ACTIVITY:
The answer must be a single number, namely how many lines in the entries below contain the string "Hromadné".

Web page and app entries:
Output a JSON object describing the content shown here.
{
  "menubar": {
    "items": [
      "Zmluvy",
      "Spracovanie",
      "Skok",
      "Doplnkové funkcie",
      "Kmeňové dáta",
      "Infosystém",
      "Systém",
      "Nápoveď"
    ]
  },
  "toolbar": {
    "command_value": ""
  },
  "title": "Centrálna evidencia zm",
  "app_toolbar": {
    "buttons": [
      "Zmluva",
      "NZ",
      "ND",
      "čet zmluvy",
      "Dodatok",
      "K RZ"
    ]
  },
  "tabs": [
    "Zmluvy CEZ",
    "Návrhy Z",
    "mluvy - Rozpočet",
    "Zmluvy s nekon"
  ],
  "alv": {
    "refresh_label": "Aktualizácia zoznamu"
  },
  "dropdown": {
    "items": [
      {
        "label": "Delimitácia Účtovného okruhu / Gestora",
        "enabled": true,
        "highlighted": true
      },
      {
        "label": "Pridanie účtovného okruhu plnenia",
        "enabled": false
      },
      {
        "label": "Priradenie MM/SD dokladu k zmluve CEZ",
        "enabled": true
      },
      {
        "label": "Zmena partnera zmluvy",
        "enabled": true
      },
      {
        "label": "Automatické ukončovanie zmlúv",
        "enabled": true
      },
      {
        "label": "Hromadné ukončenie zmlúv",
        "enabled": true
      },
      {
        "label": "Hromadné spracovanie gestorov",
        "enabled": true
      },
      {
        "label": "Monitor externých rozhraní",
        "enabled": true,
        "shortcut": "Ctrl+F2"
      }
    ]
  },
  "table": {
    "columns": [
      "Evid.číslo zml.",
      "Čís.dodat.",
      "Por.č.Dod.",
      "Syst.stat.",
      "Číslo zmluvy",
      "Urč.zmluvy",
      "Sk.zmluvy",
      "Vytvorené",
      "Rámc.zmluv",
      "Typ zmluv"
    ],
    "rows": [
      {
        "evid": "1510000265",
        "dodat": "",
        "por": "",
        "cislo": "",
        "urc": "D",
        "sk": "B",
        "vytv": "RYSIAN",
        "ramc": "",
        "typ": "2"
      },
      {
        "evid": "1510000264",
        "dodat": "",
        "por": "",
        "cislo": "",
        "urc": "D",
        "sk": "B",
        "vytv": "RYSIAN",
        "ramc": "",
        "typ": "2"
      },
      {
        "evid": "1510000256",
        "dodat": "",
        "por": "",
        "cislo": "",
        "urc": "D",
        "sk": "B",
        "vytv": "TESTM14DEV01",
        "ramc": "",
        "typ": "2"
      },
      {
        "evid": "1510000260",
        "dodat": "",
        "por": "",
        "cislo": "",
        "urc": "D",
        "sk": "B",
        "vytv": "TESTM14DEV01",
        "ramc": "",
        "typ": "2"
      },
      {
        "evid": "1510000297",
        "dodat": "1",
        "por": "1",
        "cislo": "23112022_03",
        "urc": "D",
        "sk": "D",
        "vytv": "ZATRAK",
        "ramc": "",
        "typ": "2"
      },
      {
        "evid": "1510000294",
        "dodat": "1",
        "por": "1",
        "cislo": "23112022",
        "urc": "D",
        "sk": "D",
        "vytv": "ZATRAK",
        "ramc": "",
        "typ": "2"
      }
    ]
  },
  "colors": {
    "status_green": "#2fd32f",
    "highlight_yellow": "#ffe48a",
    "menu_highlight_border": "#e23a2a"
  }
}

OUTPUT BELOW:
2